> Description of the task:
When you reach the records below, repeat each one exactly as written.

+++

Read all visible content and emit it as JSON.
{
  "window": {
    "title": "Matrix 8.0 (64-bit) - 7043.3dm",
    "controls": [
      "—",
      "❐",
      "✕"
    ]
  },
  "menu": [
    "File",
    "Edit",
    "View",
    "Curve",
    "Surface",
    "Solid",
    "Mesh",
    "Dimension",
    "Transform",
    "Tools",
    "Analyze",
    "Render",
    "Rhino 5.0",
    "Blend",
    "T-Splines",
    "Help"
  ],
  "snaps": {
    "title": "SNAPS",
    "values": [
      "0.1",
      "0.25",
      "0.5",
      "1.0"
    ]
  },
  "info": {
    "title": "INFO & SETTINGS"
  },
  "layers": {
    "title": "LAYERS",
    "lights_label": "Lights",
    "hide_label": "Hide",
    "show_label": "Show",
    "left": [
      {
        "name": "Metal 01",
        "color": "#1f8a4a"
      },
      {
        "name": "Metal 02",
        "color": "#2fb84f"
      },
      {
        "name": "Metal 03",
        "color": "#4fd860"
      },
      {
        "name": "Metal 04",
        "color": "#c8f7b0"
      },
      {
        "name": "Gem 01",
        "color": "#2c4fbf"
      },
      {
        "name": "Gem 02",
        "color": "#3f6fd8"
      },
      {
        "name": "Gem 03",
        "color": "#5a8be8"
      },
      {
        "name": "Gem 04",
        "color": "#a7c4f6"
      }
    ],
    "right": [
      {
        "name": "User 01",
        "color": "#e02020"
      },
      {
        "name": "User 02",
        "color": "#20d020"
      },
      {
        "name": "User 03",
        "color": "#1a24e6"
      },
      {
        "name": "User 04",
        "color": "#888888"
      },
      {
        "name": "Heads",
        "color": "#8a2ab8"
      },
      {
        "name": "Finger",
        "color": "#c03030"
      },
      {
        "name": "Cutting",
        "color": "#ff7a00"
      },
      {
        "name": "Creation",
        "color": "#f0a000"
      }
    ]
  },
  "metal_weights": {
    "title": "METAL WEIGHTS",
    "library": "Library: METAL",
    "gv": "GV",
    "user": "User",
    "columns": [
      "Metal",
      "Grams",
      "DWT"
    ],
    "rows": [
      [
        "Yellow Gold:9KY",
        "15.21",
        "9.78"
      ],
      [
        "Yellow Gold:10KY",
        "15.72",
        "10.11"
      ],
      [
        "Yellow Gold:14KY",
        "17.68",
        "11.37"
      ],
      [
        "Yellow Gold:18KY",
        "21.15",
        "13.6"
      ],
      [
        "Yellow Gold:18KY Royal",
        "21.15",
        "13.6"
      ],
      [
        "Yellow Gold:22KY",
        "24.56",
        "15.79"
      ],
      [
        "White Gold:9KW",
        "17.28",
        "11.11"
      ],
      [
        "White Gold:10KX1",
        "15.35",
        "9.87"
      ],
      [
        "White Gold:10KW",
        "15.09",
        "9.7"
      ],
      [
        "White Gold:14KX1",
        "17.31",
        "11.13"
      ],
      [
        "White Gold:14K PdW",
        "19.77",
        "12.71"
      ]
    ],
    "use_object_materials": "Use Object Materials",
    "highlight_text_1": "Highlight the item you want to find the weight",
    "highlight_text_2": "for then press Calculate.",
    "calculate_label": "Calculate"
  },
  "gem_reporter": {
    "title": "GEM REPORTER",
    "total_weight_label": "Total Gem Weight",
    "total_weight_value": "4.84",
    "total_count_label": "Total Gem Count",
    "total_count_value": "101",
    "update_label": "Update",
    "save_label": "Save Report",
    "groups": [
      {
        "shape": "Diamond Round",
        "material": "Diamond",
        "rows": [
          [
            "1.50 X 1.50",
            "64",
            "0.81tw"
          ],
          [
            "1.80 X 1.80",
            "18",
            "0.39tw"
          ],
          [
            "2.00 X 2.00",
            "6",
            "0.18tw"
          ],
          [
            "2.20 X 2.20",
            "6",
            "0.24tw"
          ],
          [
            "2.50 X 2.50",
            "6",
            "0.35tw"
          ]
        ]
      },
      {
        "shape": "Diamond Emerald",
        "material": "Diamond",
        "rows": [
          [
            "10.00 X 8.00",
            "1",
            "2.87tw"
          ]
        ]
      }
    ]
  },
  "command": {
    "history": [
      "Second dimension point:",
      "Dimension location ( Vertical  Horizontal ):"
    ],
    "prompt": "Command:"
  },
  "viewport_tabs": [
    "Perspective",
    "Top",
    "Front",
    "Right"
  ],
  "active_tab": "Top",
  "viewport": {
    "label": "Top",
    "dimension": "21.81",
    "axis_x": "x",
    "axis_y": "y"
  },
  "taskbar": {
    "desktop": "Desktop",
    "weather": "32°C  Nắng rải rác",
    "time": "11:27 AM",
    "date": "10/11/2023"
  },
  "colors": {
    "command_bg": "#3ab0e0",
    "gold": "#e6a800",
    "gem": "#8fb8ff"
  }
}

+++

> Result of the task:
Read all visible content and emit it as JSON.
{
  "window": {
    "title": "Matrix 8.0 (64-bit) - 7043.3dm",
    "controls": [
      "—",
      "❐",
      "✕"
    ]
  },
  "menu": [
    "File",
    "Edit",
    "View",
    "Curve",
    "Surface",
    "Solid",
    "Mesh",
    "Dimension",
    "Transform",
    "Tools",
    "Analyze",
    "Render",
    "Rhino 5.0",
    "Blend",
    "T-Splines",
    "Help"
  ],
  "snaps": {
    "title": "SNAPS",
    "values": [
      "0.1",
      "0.25",
      "0.5",
      "1.0"
    ]
  },
  "info": {
    "title": "INFO & SETTINGS"
  },
  "layers": {
    "title": "LAYERS",
    "lights_label": "Lights",
    "hide_label": "Hide",
    "show_label": "Show",
    "left": [
      {
        "name": "Metal 01",
        "color": "#1f8a4a"
      },
      {
        "name": "Metal 02",
        "color": "#2fb84f"
      },
      {
        "name": "Metal 03",
        "color": "#4fd860"
      },
      {
        "name": "Metal 04",
        "color": "#c8f7b0"
      },
      {
        "name": "Gem 01",
        "color": "#2c4fbf"
      },
      {
        "name": "Gem 02",
        "color": "#3f6fd8"
      },
      {
        "name": "Gem 03",
        "color": "#5a8be8"
      },
      {
        "name": "Gem 04",
        "color": "#a7c4f6"
      }
    ],
    "right": [
      {
        "name": "User 01",
        "color": "#e02020"
      },
      {
        "name": "User 02",
        "color": "#20d020"
      },
      {
        "name": "User 03",
        "color": "#1a24e6"
      },
      {
        "name": "User 04",
        "color": "#888888"
      },
      {
        "name": "Heads",
        "color": "#8a2ab8"
      },
      {
        "name": "Finger",
        "color": "#c03030"
      },
      {
        "name": "Cutting",
        "color": "#ff7a00"
      },
      {
        "name": "Creation",
        "color": "#f0a000"
      }
    ]
  },
  "metal_weights": {
    "title": "METAL WEIGHTS",
    "library": "Library: METAL",
    "gv": "GV",
    "user": "User",
    "columns": [
      "Metal",
      "Grams",
      "DWT"
    ],
    "rows": [
      [
        "Yellow Gold:9KY",
        "15.21",
        "9.78"
      ],
      [
        "Yellow Gold:10KY",
        "15.72",
        "10.11"
      ],
      [
        "Yellow Gold:14KY",
        "17.68",
        "11.37"
      ],
      [
        "Yellow Gold:18KY",
        "21.15",
        "13.6"
      ],
      [
        "Yellow Gold:18KY Royal",
        "21.15",
        "13.6"
      ],
      [
        "Yellow Gold:22KY",
        "24.56",
        "15.79"
      ],
      [
        "White Gold:9KW",
        "17.28",
        "11.11"
      ],
      [
        "White Gold:10KX1",
        "15.35",
        "9.87"
      ],
      [
        "White Gold:10KW",
        "15.09",
        "9.7"
      ],
      [
        "White Gold:14KX1",
        "17.31",
        "11.13"
      ],
      [
        "White Gold:14K PdW",
        "19.77",
        "12.71"
      ]
    ],
    "use_object_materials": "Use Object Materials",
    "highlight_text_1": "Highlight the item you want to find the weight",
    "highlight_text_2": "for then press Calculate.",
    "calculate_label": "Calculate"
  },
  "gem_reporter": {
    "title": "GEM REPORTER",
    "total_weight_label": "Total Gem Weight",
    "total_weight_value": "4.84",
    "total_count_label": "Total Gem Count",
    "total_count_value": "101",
    "update_label": "Update",
    "save_label": "Save Report",
    "groups": [
      {
        "shape": "Diamond Round",
        "material": "Diamond",
        "rows": [
          [
            "1.50 X 1.50",
            "64",
            "0.81tw"
          ],
          [
            "1.80 X 1.80",
            "18",
            "0.39tw"
          ],
          [
            "2.00 X 2.00",
            "6",
            "0.18tw"
          ],
          [
            "2.20 X 2.20",
            "6",
            "0.24tw"
          ],
          [
            "2.50 X 2.50",
            "6",
            "0.35tw"
          ]
        ]
      },
      {
        "shape": "Diamond Emerald",
        "material": "Diamond",
        "rows": [
          [
            "10.00 X 8.00",
            "1",
            "2.87tw"
          ]
        ]
      }
    ]
  },
  "command": {
    "history": [
      "Second dimension point:",
      "Dimension location ( Vertical  Horizontal ):"
    ],
    "prompt": "Command:"
  },
  "viewport_tabs": [
    "Perspective",
    "Top",
    "Front",
    "Right"
  ],
  "active_tab": "Top",
  "viewport": {
    "label": "Top",
    "dimension": "21.81",
    "axis_x": "x",
    "axis_y": "y"
  },
  "taskbar": {
    "desktop": "Desktop",
    "weather": "32°C  Nắng rải rác",
    "time": "11:27 AM",
    "date": "10/11/2023"
  },
  "colors": {
    "command_bg": "#3ab0e0",
    "gold": "#e6a800",
    "gem": "#8fb8ff"
  }
}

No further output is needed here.